Hedge fund numbers though just before the last week of June when everything ripped. Looking at these it is not difficult to see why stocks were in dire need of a vapor volume ramp: Millennium: +0.16; Tewksbury: -0.40%; Cantillon: -3.99%; Silverpoint: -0.20%; Davidson Kempner: -0.56%; King Street: -1.07%; Owl Creek: -4.8%; Perry: -3.72%; Pershing Square: -3.7%; York Capital: -3.47%, Avenue: -1.9%; Bluemountain: -0.67%; SABA (aka negative basis implosion-in-waiting): 0.46%; Viking Global: -1.09%; Maverick: -4.25%; Highbridge Long/Short: -6.37% (oops), REIF B: -0.75%; Cobalt: -0.88%; Tudor: -2.83%; Moore Global: -2.35%; Moore Macro: -0.64%; Hutchin Hill: -0.30%; and so on.

July's Hedge Fund Winners And Losers

July was a sizzling month for stocks, which posted the best return in a year (or some other stupid soundbiting data point). However, the only ones who seem to have taken advantage of this surge are 401(k) funds which will soon be mandatory anyway courtesy of imminent capital controls, and corporate CEOs, who merely are presented with a higher level from which to sell their stock to the general public. July for the "smart money" hedge fund community was a total wash, as the latest HSBC hedge fund performance data indicate. Below are the top funds and their MTD performance (thru July 23 for most): alas, the picture is less than pretty. Does this mean hedge funds will now all go on the same side of the trade like they did in March and April as they all seek massive beta upside, only to unwind at some point and have a flash crash repeat with or without the benefits of the HFT theft brigade?

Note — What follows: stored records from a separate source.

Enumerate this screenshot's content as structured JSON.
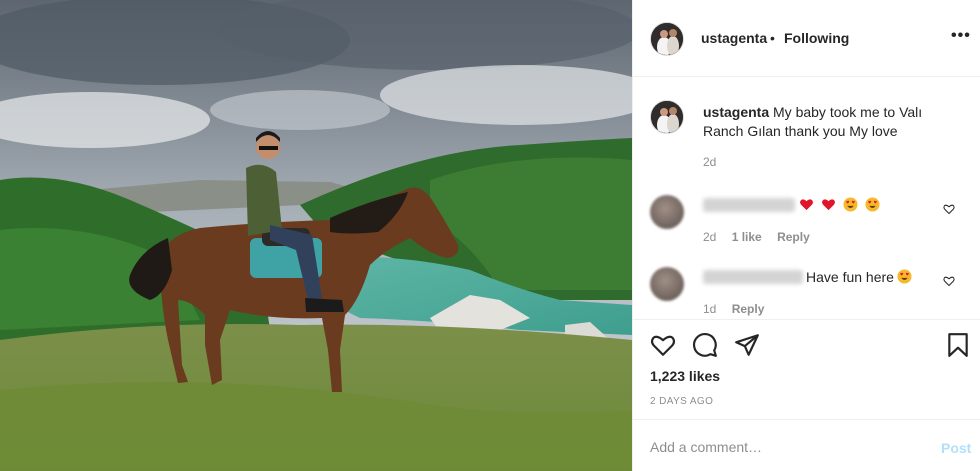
{
  "post": {
    "image_alt": "Man riding a brown horse on a grassy hill above a turquoise lake and green mountains",
    "username": "ustagenta",
    "separator": "•",
    "follow_status": "Following",
    "more_icon": "more-options-icon",
    "caption": {
      "username": "ustagenta",
      "text": "My baby took me to Valı Ranch Gılan thank you My love",
      "time": "2d"
    },
    "comments": [
      {
        "username_blurred": true,
        "text": "",
        "emojis": [
          "red-heart",
          "red-heart",
          "heart-eyes",
          "heart-eyes"
        ],
        "time": "2d",
        "likes": "1 like",
        "reply": "Reply"
      },
      {
        "username_blurred": true,
        "text": "Have fun here",
        "emojis": [
          "heart-eyes"
        ],
        "time": "1d",
        "likes": "",
        "reply": "Reply"
      }
    ],
    "actions": {
      "like_icon": "heart-icon",
      "comment_icon": "comment-icon",
      "share_icon": "share-icon",
      "save_icon": "bookmark-icon"
    },
    "likes": "1,223 likes",
    "posted": "2 DAYS AGO",
    "add_comment": {
      "placeholder": "Add a comment…",
      "post_label": "Post"
    },
    "colors": {
      "text": "#262626",
      "secondary": "#8e8e8e",
      "post_disabled": "#b2dffc",
      "border": "#efefef"
    }
  }
}
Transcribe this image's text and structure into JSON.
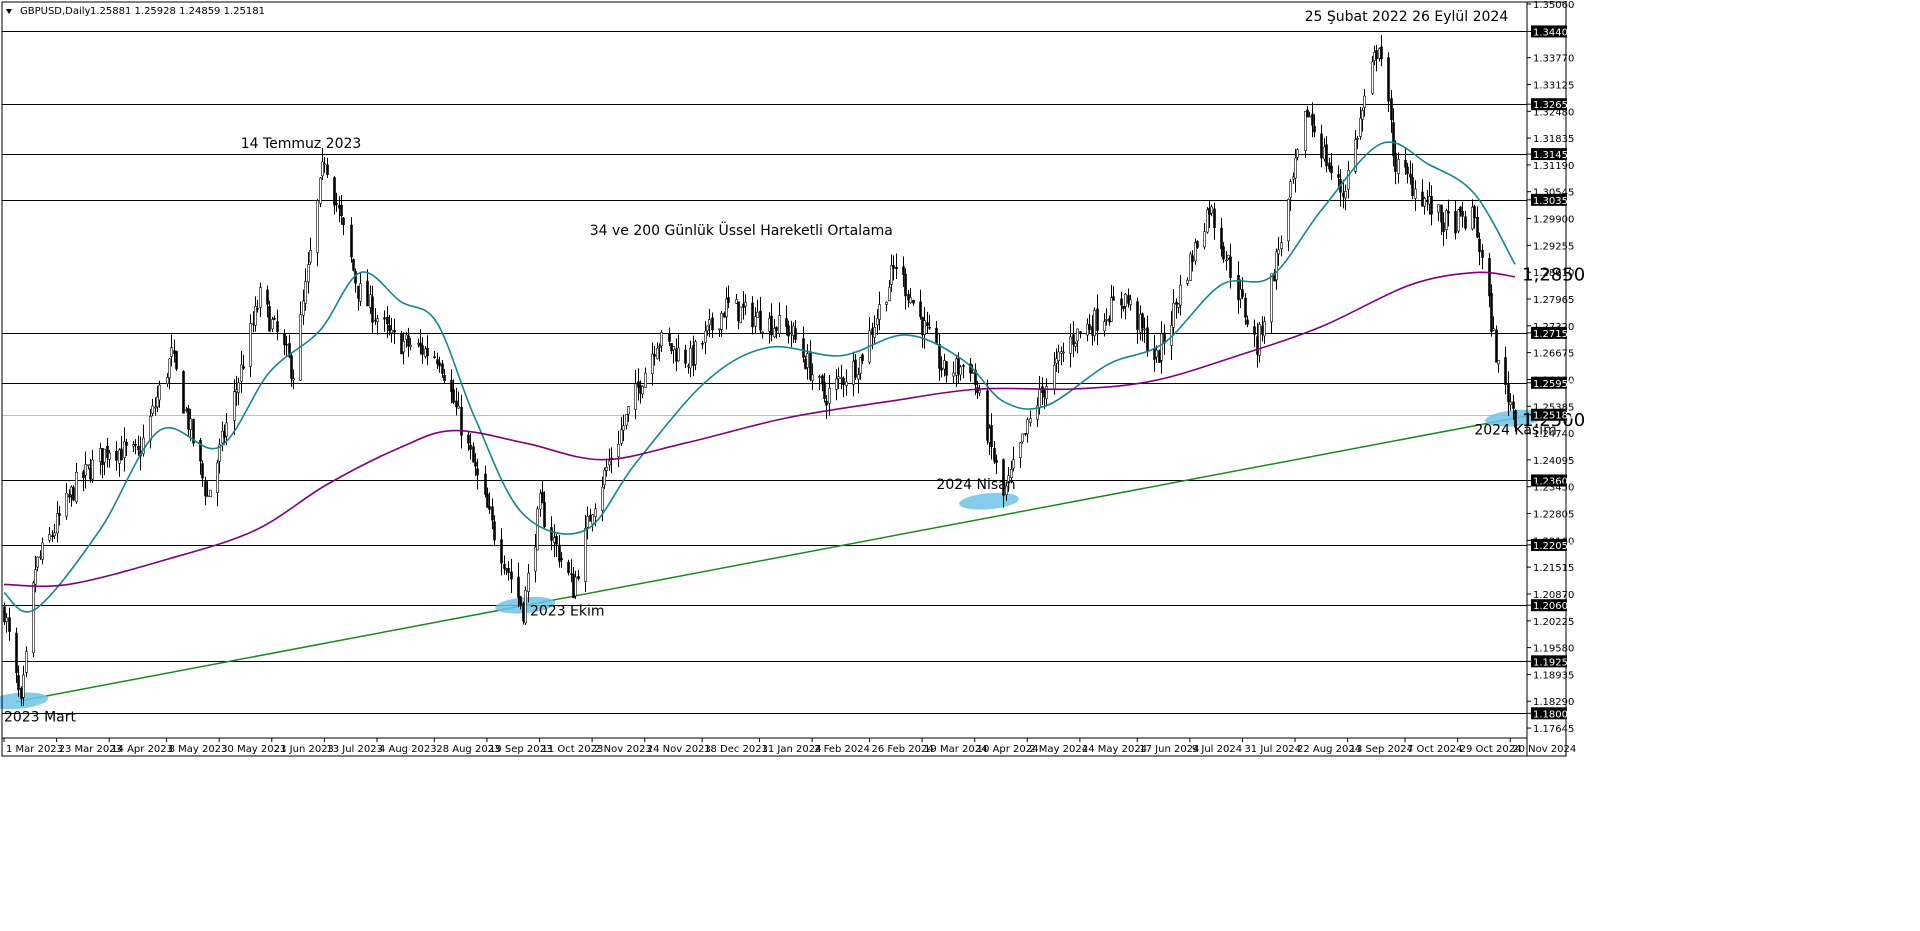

June 4 Hedge Fund Performance Report - May P&L Was A Bloodbath

The latest HSBC hedge fund performance report is out, this one including P&L through the end of May. In short, a bloodbath. Some notable performers for the month of May:

  • RIEF B: (4.46%)... and just 0.74% YTD
  • Moore Global: (9.15%)... now that's a pounding.
  • Tudor: (2.26%)
  • Fortress Drawbridge: (1.31%)
  • Millennium: (1.31%)
  • Pershing Square: (2.20%)
  • York: (4.80%)

And much more.